**PROBLEM DETAILS:** Return only those lines of the records below in which "text" appears.

**ENTRIES SUPPLIED:**

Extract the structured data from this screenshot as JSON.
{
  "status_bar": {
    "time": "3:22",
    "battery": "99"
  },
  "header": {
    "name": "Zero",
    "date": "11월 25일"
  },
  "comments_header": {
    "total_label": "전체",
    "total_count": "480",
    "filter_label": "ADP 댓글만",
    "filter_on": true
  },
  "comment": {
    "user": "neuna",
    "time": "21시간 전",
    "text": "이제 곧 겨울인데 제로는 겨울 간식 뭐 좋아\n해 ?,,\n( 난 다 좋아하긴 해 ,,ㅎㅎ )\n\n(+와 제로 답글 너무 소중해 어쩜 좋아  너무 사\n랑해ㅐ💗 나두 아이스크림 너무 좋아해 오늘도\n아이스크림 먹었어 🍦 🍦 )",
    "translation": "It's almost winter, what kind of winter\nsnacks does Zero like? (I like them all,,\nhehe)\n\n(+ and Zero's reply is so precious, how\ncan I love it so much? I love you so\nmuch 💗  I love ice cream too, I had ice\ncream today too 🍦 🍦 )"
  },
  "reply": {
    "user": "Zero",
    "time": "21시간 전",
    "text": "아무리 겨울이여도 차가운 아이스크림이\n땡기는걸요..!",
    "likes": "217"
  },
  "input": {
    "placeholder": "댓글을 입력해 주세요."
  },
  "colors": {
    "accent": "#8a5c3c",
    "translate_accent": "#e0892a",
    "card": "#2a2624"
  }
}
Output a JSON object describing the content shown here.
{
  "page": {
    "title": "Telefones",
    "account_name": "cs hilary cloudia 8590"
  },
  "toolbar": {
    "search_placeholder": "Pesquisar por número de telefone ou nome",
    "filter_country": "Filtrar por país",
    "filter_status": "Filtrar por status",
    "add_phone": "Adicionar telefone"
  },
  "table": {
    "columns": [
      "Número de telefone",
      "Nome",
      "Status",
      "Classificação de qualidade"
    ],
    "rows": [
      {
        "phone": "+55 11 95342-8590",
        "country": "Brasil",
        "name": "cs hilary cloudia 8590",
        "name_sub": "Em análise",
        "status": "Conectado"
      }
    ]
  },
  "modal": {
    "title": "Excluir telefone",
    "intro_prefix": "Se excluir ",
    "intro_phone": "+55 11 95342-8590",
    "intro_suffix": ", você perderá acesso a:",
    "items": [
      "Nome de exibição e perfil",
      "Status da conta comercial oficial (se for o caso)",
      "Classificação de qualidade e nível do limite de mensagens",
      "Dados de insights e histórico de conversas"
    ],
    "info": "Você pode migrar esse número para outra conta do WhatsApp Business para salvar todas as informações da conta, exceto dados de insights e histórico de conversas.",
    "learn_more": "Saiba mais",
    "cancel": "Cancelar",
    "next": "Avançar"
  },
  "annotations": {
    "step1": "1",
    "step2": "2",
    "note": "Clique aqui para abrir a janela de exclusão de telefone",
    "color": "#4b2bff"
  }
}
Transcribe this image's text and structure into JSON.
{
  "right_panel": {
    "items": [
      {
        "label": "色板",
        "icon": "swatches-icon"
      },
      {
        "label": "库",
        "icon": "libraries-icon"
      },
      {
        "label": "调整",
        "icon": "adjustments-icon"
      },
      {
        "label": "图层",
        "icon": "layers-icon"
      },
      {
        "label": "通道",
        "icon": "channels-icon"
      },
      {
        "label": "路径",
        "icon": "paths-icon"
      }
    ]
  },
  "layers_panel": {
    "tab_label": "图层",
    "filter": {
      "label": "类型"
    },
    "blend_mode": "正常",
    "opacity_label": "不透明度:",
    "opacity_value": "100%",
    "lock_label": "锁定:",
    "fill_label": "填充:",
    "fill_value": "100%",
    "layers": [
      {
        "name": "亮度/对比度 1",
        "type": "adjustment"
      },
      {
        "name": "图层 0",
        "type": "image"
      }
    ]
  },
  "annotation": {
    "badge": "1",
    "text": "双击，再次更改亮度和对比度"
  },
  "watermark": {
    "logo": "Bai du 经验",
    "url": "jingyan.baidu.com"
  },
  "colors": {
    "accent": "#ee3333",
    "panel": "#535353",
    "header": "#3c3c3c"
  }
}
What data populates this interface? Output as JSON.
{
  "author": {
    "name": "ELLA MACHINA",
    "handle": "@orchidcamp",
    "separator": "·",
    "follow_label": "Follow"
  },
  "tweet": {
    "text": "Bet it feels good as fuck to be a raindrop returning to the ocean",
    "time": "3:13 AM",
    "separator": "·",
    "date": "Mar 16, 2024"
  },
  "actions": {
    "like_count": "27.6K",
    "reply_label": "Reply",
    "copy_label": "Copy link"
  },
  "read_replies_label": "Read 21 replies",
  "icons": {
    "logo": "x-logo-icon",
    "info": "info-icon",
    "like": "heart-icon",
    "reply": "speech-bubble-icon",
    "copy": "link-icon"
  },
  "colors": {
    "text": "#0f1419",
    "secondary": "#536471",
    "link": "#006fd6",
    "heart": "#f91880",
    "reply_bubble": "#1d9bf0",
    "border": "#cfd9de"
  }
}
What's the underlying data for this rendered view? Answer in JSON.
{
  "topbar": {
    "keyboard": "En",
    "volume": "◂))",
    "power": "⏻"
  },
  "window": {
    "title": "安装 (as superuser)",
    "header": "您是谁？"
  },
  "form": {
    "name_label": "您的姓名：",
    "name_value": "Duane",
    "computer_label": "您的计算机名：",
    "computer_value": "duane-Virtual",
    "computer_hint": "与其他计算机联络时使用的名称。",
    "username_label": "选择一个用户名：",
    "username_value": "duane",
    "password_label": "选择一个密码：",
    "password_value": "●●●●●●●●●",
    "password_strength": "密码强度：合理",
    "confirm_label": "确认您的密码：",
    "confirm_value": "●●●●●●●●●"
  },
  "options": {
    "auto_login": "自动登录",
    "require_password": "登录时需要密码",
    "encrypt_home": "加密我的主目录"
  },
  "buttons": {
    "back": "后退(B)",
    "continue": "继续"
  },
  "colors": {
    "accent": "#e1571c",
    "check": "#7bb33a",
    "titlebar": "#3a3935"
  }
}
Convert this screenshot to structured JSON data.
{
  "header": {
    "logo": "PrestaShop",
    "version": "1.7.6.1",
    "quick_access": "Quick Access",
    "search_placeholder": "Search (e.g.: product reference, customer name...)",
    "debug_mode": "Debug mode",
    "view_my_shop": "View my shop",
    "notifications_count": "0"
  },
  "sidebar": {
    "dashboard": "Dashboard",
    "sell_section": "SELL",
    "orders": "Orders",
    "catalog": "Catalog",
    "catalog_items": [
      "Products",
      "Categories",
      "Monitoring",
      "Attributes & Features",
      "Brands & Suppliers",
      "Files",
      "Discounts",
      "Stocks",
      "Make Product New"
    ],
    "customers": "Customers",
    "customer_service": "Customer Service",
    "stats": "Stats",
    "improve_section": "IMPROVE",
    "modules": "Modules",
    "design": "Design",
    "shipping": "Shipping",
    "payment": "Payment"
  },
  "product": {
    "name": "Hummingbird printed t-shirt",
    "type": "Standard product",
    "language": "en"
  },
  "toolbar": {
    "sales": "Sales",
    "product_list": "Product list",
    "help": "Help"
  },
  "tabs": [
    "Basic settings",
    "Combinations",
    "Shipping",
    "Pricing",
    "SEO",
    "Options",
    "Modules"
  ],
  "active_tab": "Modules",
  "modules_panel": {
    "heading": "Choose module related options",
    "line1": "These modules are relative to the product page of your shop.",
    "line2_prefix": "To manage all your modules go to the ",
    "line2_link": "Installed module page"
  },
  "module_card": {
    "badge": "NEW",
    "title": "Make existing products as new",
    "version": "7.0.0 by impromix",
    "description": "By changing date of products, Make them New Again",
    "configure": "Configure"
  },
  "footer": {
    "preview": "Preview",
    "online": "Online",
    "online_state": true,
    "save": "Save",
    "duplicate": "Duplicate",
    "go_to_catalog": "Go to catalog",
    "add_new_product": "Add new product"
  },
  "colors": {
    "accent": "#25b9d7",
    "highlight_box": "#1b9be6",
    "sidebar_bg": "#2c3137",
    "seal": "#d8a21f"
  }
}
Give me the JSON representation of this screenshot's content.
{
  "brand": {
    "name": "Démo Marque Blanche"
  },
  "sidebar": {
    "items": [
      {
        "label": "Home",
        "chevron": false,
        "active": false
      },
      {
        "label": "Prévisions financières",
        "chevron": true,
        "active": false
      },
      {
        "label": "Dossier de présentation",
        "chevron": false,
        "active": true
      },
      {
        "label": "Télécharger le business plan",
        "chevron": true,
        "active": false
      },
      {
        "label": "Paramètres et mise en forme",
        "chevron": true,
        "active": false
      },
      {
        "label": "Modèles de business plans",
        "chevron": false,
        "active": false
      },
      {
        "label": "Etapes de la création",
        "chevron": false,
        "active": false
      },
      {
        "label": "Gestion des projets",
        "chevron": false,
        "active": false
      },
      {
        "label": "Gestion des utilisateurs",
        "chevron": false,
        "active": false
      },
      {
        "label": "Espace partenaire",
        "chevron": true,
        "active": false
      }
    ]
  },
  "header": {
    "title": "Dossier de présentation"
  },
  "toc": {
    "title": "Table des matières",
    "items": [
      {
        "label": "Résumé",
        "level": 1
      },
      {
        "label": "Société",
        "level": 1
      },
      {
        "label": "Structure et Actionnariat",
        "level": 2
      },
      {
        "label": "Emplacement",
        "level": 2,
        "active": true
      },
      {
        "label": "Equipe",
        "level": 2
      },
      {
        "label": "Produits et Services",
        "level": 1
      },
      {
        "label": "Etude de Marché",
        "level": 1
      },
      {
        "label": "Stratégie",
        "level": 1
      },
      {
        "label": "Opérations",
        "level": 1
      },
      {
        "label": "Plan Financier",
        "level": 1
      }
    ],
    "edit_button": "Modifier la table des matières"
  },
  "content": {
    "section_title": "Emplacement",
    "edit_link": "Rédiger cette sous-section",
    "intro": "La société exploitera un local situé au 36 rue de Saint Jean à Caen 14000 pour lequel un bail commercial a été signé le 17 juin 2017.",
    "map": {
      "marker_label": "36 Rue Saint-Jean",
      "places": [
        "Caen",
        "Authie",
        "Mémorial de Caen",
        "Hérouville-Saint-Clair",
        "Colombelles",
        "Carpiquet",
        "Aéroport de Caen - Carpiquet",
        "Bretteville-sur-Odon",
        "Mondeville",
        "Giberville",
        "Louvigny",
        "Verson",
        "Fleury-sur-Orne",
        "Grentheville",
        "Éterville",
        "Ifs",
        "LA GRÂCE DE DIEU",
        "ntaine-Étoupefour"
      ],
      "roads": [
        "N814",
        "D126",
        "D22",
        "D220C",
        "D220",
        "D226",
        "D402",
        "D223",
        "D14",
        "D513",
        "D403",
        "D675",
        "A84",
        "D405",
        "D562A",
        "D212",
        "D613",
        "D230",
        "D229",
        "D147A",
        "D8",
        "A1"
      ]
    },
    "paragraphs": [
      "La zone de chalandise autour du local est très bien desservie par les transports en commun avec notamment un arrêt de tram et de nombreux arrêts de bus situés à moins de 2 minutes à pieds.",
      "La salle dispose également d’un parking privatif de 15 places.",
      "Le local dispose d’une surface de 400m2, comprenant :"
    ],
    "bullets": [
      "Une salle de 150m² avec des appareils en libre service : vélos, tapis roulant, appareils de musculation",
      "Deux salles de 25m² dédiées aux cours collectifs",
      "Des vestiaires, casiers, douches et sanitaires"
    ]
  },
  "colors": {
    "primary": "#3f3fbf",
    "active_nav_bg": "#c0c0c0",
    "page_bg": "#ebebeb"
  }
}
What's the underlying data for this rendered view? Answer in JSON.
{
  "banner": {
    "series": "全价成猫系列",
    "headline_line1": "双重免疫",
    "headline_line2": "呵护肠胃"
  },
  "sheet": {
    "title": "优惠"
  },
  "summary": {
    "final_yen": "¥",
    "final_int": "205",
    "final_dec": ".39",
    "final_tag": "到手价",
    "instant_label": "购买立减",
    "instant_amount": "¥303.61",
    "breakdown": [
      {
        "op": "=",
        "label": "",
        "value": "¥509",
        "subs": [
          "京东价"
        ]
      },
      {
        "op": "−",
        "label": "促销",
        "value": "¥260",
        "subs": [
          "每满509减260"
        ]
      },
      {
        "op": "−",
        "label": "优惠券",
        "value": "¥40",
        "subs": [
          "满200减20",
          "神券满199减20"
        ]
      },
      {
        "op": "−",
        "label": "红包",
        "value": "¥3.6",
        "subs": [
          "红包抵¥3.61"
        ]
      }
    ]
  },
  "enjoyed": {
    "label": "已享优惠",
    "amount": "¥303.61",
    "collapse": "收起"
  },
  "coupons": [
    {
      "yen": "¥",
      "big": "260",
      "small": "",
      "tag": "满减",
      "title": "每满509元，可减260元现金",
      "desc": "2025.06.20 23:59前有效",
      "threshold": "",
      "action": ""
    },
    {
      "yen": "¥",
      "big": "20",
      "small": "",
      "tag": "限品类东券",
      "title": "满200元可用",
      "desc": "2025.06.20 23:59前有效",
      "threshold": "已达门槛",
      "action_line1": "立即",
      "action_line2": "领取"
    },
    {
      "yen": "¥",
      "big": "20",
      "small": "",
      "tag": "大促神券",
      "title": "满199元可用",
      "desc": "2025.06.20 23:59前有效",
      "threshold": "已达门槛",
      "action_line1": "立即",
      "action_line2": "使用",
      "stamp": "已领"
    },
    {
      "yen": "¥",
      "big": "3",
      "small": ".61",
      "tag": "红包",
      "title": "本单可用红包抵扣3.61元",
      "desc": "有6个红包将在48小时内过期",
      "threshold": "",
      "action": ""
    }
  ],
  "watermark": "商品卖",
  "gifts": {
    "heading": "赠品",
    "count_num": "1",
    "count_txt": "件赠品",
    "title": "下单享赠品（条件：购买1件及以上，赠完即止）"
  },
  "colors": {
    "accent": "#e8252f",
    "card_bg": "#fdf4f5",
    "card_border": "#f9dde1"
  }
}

**OUTPUT FOR THIS TASK:**
    "text": "이제 곧 겨울인데 제로는 겨울 간식 뭐 좋아\n해 ?,,\n( 난 다 좋아하긴 해 ,,ㅎㅎ )\n\n(+와 제로 답글 너무 소중해 어쩜 좋아  너무 사\n랑해ㅐ💗 나두 아이스크림 너무 좋아해 오늘도\n아이스크림 먹었어 🍦 🍦 )",
    "text": "아무리 겨울이여도 차가운 아이스크림이\n땡기는걸요..!",
Transcribe this image's text and structure into JSON.
    "text": "双击，再次更改亮度和对比度"
    "text": "Bet it feels good as fuck to be a raindrop returning to the ocean",
    "text": "#0f1419",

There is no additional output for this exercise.